To do this, we can explore data from the General Social Survey (GSS), which contains both voting data and an extraordinary number of demographic variables.


How Predictive is Age?

Age is an excellent variable to use as a baseline, since many other studies have shown links between age and a tendency to vote. To begin, we can build a logistic regression model for whether or not people voted, based on age. To focus on more recent data, this model is only based on whether a respondent voted in the 2012 election, the most recent year that the GSS has data for.

Here are the results of the regression:

Age regression

We can see from the pseudo R-squared value that this isn't a particularly accurate predictive model, but this is definitely a statistically significant result.

What About Religion?

There are many demographic variables that correlate with age that could serve as better predictors. For example, age correlates strongly with religious affiliation. So, we can build a model that incorporates the 3 dominant religious affiliations in the US, according to the GSS: Protestant, Catholic, and None

Religious regression

This shows that religion is a surprisingly poor predictor of a voter's chance of voting. Catholicism is the only statistically significant predictor - both Protestants and 'Nones' aren't sufficiently more or less likely to vote to make this significant at all.

Class and Race?

The GSS dataset also provides us with a variable encoding race, as well as one encoding the 'socioeconomic index', which is measured from a large number of different occupational categories.

Race and class regression

Here, we can see that race and class are also both statistically significant. What is particularly interesting is that adding them dramatically decreases the already poor performance of religion - their effect could easily occur by chance, and the size of their proposed effects drops sharply as well. It is also shows that respondents identifying as both black and white were more likely to vote.

Other Variables

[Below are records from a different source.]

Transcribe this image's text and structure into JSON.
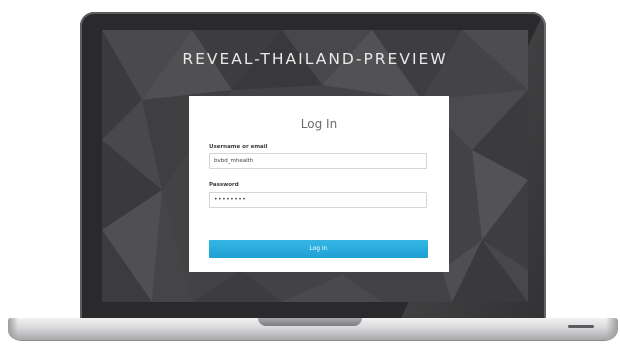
{
  "app": {
    "title": "REVEAL-THAILAND-PREVIEW"
  },
  "login": {
    "heading": "Log In",
    "username_label": "Username or email",
    "username_value": "bvbd_mhealth",
    "password_label": "Password",
    "password_value": "••••••••",
    "submit_label": "Log In"
  },
  "colors": {
    "accent": "#24a9dd",
    "background": "#3f3f42",
    "card": "#ffffff"
  }
}
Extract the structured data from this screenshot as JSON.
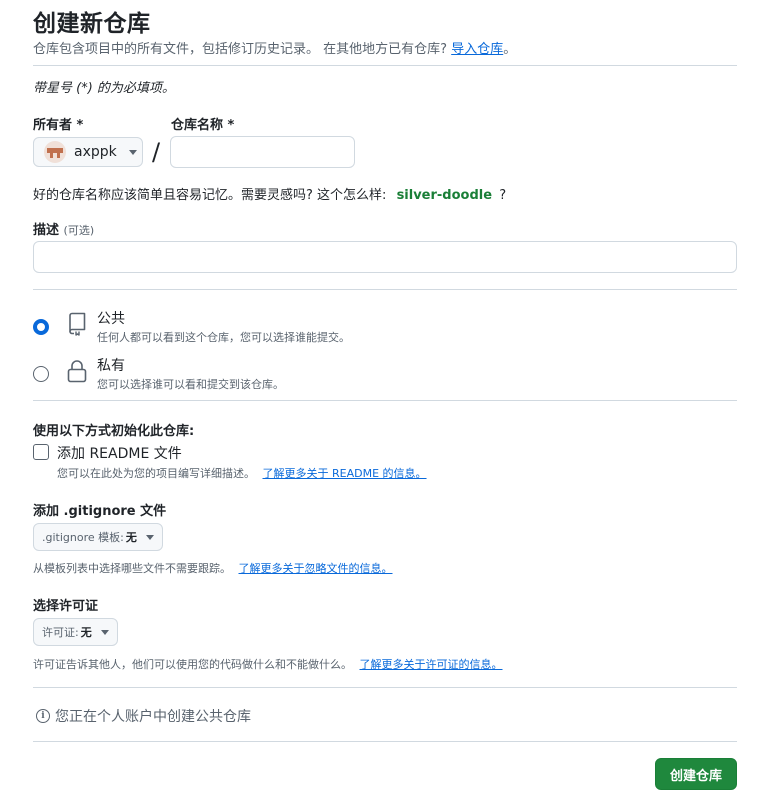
{
  "header": {
    "title": "创建新仓库",
    "subtitle_text": "仓库包含项目中的所有文件，包括修订历史记录。 在其他地方已有仓库?",
    "import_link": "导入仓库",
    "subtitle_end": "。"
  },
  "required_note": "带星号 (*) 的为必填项。",
  "owner": {
    "label": "所有者 *",
    "value": "axppk"
  },
  "slash": "/",
  "repo_name": {
    "label": "仓库名称 *",
    "value": "",
    "hint_prefix": "好的仓库名称应该简单且容易记忆。需要灵感吗? 这个怎么样:",
    "suggestion": "silver-doodle",
    "hint_suffix": "?"
  },
  "description": {
    "label": "描述",
    "optional": "(可选)",
    "value": ""
  },
  "visibility": {
    "public": {
      "title": "公共",
      "desc": "任何人都可以看到这个仓库，您可以选择谁能提交。",
      "checked": true
    },
    "private": {
      "title": "私有",
      "desc": "您可以选择谁可以看和提交到该仓库。",
      "checked": false
    }
  },
  "init": {
    "heading": "使用以下方式初始化此仓库:",
    "readme_label": "添加 README 文件",
    "readme_desc": "您可以在此处为您的项目编写详细描述。",
    "readme_link": "了解更多关于 README 的信息。"
  },
  "gitignore": {
    "heading": "添加 .gitignore 文件",
    "select_prefix": ".gitignore 模板:",
    "select_value": "无",
    "desc": "从模板列表中选择哪些文件不需要跟踪。",
    "link": "了解更多关于忽略文件的信息。"
  },
  "license": {
    "heading": "选择许可证",
    "select_prefix": "许可证:",
    "select_value": "无",
    "desc": "许可证告诉其他人，他们可以使用您的代码做什么和不能做什么。",
    "link": "了解更多关于许可证的信息。"
  },
  "info_message": "您正在个人账户中创建公共仓库",
  "create_button": "创建仓库",
  "colors": {
    "primary_button": "#1f883d",
    "link": "#0969da",
    "radio_checked": "#0969da",
    "suggestion": "#1a7f37"
  }
}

Finally, the model below incorporates a wide range of potential variables. The P values shown indicate that all of them are statistically significant, except for "isGovt" (a variable encoding whether or not the respondent knows that they work for the government).

Final regression

One interesting feature is that happy people are much more likely to vote, while people who say that others can't be trusted ("suspicious") are less likely. Further investigations could explore whether this is because an optimistic attitude promotes some amount of trust in the system, or some sense of agency in voting. As you might expect, a strong party identity is an excellent predictor of voting habits (and ). This could be for similar reasons - i.e, a trust in their party to get things right.

Overall, this model performs much better than one that only takes age into account - the pseudo R-squared value is much larger, which means that a greater percentage of the variability of the model is explained by the independent variables. One feature that has remained constant in this analysis, however, is the coefficient and statistical significance of age - the size of its effect has barely changed, and it is still relevant. To see those who are currently young vote, we may just have to wait until they are older.


Results from Jupyter notebook can be found here.